TASK DIRECTIONS: Match the string "Graphics" against each line below, and copy every line that matches.

EXTRACTED MATERIAL:

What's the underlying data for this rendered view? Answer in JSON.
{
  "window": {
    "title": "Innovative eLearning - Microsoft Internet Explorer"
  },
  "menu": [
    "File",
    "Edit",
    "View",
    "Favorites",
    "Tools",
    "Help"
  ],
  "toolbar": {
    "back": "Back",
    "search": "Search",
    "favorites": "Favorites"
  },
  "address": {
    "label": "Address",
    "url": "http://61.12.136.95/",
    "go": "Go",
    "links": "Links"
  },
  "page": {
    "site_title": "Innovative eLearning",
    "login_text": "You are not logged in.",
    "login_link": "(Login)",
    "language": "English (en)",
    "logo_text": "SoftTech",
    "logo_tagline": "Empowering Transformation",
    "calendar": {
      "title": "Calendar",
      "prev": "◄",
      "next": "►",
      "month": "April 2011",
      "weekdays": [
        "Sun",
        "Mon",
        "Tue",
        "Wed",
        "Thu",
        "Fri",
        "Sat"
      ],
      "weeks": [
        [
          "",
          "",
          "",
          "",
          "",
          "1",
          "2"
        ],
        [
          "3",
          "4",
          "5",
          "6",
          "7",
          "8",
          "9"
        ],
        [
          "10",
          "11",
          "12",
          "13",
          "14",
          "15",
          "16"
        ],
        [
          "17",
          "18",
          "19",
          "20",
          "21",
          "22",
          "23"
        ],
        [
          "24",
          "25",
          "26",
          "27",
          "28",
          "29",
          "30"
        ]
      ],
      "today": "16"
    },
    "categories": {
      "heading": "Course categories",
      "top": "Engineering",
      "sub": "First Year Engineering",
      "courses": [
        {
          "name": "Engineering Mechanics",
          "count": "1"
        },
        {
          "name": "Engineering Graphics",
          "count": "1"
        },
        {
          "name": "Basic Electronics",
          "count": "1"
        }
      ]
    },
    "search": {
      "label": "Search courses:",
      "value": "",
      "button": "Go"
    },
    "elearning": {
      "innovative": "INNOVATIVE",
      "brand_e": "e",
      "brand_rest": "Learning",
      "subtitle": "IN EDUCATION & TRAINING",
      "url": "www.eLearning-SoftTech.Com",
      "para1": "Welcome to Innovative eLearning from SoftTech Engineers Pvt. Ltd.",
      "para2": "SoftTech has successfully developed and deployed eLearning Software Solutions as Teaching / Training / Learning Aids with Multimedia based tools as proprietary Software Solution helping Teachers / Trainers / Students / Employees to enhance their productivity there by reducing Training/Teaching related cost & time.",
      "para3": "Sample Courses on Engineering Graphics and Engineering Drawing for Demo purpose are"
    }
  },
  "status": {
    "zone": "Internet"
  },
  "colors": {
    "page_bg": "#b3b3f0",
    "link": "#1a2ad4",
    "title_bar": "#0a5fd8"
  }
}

TASK RESPONSE:
          "name": "Engineering Graphics",
      "para3": "Sample Courses on Engineering Graphics and Engineering Drawing for Demo purpose are"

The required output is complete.